WHAT TO DO: Please filter the data below down to the lines holding the string "icon".

== Segment start ==

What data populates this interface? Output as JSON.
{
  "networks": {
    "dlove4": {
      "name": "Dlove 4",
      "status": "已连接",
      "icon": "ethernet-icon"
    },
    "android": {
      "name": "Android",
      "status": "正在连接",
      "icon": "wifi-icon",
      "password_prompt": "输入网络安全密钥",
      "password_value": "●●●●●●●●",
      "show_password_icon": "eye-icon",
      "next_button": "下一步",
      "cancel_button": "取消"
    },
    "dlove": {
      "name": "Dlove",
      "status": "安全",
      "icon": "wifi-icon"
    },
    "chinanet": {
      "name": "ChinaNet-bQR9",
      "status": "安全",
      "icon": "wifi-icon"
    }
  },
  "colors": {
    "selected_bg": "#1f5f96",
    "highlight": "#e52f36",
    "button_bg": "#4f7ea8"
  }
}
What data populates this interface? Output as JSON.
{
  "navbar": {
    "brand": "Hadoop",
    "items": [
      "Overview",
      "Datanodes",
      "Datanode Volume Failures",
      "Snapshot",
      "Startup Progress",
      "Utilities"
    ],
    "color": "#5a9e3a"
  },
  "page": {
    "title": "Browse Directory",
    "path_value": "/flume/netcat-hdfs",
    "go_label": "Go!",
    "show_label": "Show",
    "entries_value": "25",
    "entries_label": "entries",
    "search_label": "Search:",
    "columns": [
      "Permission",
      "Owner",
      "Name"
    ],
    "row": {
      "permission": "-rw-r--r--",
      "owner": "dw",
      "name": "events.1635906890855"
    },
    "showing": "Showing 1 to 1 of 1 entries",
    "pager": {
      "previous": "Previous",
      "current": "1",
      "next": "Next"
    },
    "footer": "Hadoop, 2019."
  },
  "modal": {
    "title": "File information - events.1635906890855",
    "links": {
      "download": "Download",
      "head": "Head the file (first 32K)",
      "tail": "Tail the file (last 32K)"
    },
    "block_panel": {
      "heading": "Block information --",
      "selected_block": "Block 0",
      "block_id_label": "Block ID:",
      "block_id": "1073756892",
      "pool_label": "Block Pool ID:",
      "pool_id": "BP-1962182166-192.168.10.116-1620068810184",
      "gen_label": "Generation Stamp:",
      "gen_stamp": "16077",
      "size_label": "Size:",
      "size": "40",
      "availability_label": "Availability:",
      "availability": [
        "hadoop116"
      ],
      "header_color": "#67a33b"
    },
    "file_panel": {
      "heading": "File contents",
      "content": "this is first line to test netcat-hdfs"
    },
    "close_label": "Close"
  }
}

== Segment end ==

SOLVED EXERCISE:
      "icon": "ethernet-icon"
      "icon": "wifi-icon",
      "show_password_icon": "eye-icon",
      "icon": "wifi-icon"
      "icon": "wifi-icon"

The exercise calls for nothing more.